Drawing on all the tricks of Hollywood action films, Nabil Ayouch produces an efficient cinema. His third feature film uses and abuses them a little too systematically, with its punchy music that accentuates the tight, flash montage, its movements decomposed in freeze frames, its fluid steadycam shots that film the various journeys, its keyed-in images that illustrate important ideas, its hazy landscapes filmed from inside cars, its coca-cola framing, and rays of light in the dark
Kamel is a real cop. We recognise him at once. We’ve already seen this sombre, impenetrable policeman who never shows his feelings, who lives in an austere room, and whose only friend is a kind-hearted transvestite, a thousand times before
During the course of an enquiry, a young pretty woman and a sick child walk into his life, opening up his heart.

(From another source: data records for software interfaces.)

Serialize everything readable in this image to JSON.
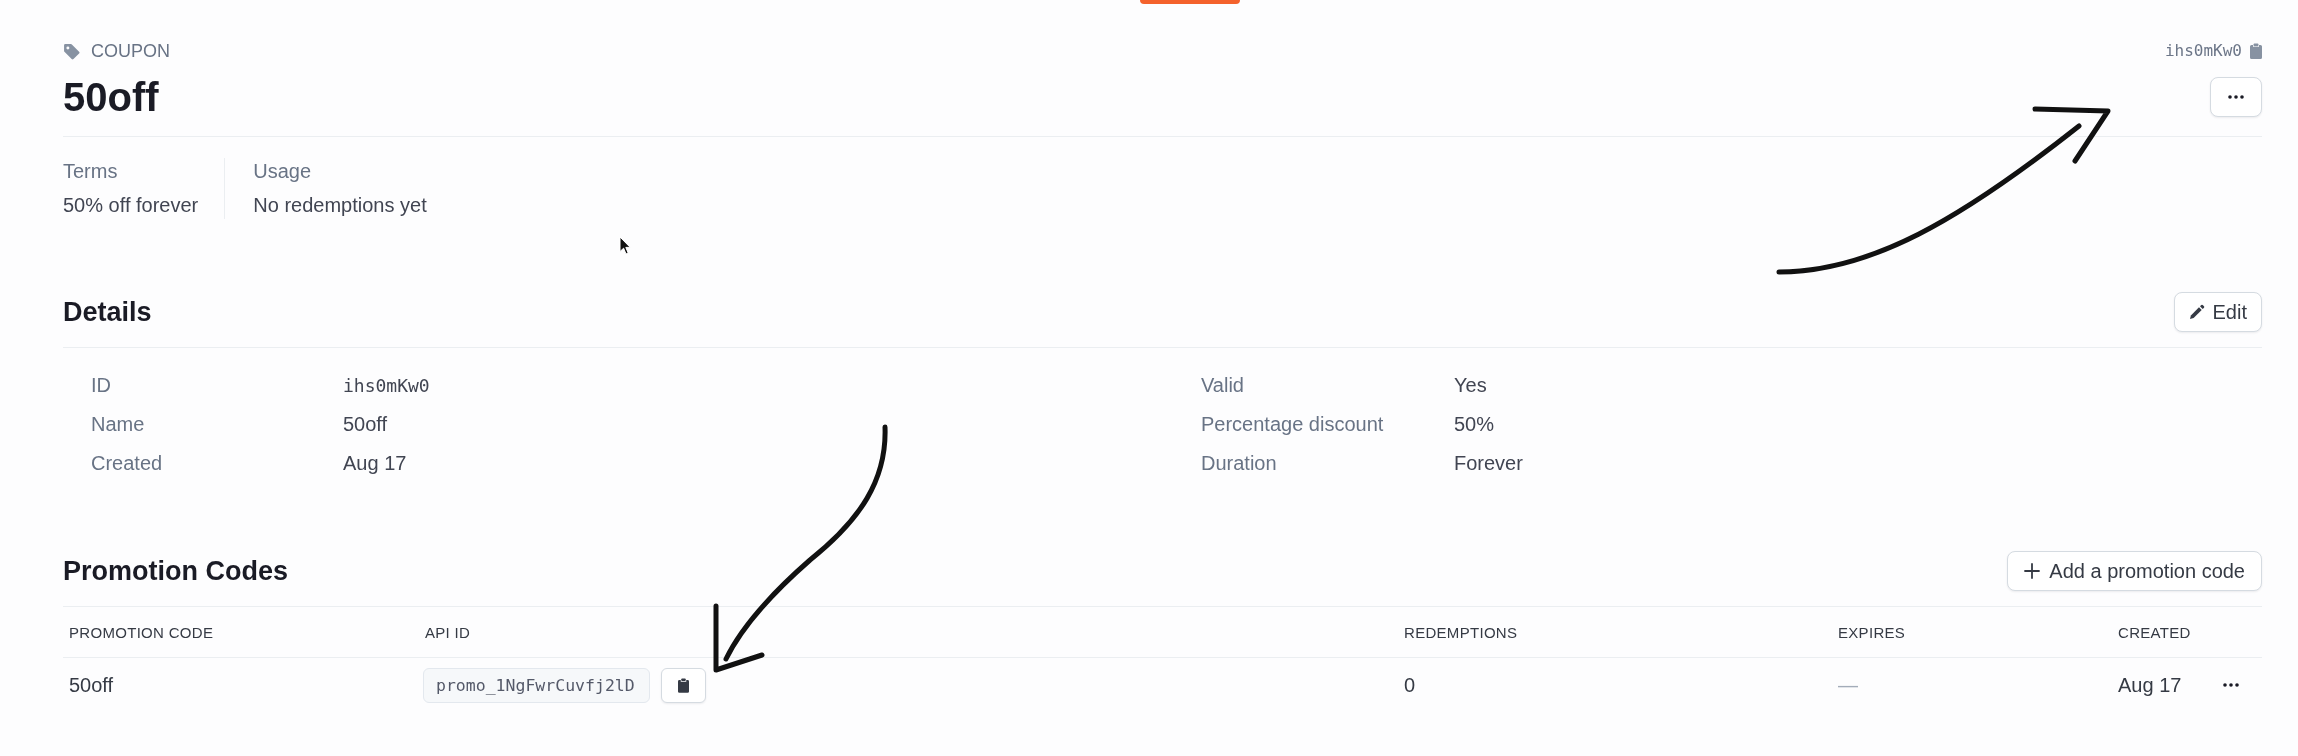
{
  "header": {
    "type_label": "COUPON",
    "title": "50off",
    "object_id": "ihs0mKw0"
  },
  "summary": [
    {
      "label": "Terms",
      "value": "50% off forever"
    },
    {
      "label": "Usage",
      "value": "No redemptions yet"
    }
  ],
  "details": {
    "title": "Details",
    "edit_button": "Edit",
    "field_columns": [
      [
        {
          "label": "ID",
          "value": "ihs0mKw0",
          "kind": "code"
        },
        {
          "label": "Name",
          "value": "50off",
          "kind": "text"
        },
        {
          "label": "Created",
          "value": "Aug 17",
          "kind": "text"
        }
      ],
      [
        {
          "label": "Valid",
          "value": "Yes",
          "kind": "text"
        },
        {
          "label": "Percentage discount",
          "value": "50%",
          "kind": "text"
        },
        {
          "label": "Duration",
          "value": "Forever",
          "kind": "text"
        }
      ]
    ]
  },
  "promotion_codes": {
    "title": "Promotion Codes",
    "add_button": "Add a promotion code",
    "columns": [
      "PROMOTION CODE",
      "API ID",
      "REDEMPTIONS",
      "EXPIRES",
      "CREATED"
    ],
    "rows": [
      {
        "code": "50off",
        "api_id": "promo_1NgFwrCuvfj2lD",
        "redemptions": "0",
        "expires": "—",
        "created": "Aug 17"
      }
    ]
  }
}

Yet it is here that this film whose effects are so irritating adopts a new rhythm, to the point even that the poetry really works when his car starts to float in the sky like Mary Poppins. It works too because Hicham Moussoune, one of the children in Ayouch’s previous film, Ali Zaoua, plays the child character and remains completely natural. It works because the scenes which avoid going for easy options find a just depth, as they are pictorial without falling into aestheticism, their gestures, gazes and positions sufficing to conveys things without being too insistent. It works above all because the complicity that emerges between all these lost souls reinforces the film’s ubiquity, a constantly-fuelled ambiguity between feeling and interests, generosity and manipulation. The cop’s double game echoes the ambivalence of this woman that he struggles to find guilty of murder, the nature of the sexual relations shown or hinted at, the presence of the transvestite, the suspicions of all kinds. No one is really clear-cut nor knows which way to turn. It is impossible not to see a parallel with Mohammed VI’s Morocco, where everyone wonders what to believe and for how long.
///Article N° : 5645